_Given records:_
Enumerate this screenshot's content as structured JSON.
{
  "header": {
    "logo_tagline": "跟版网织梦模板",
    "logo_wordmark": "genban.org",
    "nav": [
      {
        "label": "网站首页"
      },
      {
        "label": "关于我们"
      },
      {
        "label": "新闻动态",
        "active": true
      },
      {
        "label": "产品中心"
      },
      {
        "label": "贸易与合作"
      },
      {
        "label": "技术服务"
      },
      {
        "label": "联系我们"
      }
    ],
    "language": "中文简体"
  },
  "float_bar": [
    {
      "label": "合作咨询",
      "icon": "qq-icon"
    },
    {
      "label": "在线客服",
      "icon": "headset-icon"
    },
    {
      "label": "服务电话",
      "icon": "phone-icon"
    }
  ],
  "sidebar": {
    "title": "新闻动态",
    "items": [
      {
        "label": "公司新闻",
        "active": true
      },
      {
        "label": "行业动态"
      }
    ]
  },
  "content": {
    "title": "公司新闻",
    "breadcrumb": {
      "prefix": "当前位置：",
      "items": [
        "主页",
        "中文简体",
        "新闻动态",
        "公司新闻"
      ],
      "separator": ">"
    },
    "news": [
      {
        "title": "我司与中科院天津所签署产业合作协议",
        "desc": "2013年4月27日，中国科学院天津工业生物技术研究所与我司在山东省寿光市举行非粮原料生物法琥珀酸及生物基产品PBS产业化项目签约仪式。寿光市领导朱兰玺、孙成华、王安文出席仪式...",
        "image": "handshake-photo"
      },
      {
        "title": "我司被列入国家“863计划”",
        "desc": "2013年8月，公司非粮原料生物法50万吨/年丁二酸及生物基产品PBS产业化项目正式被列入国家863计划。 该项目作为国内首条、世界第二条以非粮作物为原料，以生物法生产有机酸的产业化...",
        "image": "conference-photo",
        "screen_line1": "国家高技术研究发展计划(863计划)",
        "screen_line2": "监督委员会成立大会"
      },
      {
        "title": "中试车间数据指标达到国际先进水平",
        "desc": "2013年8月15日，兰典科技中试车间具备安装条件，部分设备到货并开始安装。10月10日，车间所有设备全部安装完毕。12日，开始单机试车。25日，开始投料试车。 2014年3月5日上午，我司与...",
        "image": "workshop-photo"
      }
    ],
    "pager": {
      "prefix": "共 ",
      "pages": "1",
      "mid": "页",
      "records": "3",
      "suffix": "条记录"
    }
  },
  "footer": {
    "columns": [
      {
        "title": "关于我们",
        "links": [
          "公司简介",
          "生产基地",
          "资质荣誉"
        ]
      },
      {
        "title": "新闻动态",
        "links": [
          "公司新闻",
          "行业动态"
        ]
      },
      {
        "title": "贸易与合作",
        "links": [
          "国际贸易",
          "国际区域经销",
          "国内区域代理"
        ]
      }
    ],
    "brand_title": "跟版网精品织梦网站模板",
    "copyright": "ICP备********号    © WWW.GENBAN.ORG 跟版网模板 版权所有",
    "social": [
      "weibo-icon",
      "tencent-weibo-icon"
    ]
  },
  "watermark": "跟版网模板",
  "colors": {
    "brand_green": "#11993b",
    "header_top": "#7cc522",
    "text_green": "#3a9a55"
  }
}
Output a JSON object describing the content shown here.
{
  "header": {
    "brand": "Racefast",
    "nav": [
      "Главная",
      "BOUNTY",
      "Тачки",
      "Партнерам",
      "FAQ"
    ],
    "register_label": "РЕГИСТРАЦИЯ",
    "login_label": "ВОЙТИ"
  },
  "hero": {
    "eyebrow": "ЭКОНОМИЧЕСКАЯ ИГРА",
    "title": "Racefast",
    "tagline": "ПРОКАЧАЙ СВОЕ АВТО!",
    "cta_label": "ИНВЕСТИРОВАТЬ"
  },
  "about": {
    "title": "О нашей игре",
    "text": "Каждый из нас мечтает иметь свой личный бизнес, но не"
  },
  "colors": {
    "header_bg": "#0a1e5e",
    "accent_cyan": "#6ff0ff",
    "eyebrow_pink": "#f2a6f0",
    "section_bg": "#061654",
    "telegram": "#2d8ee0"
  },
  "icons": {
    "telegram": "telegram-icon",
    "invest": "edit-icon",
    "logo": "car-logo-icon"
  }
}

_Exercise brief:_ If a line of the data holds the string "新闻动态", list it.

_Result of the exercise:_
        "label": "新闻动态",
    "title": "新闻动态",
        "新闻动态",
        "title": "新闻动态",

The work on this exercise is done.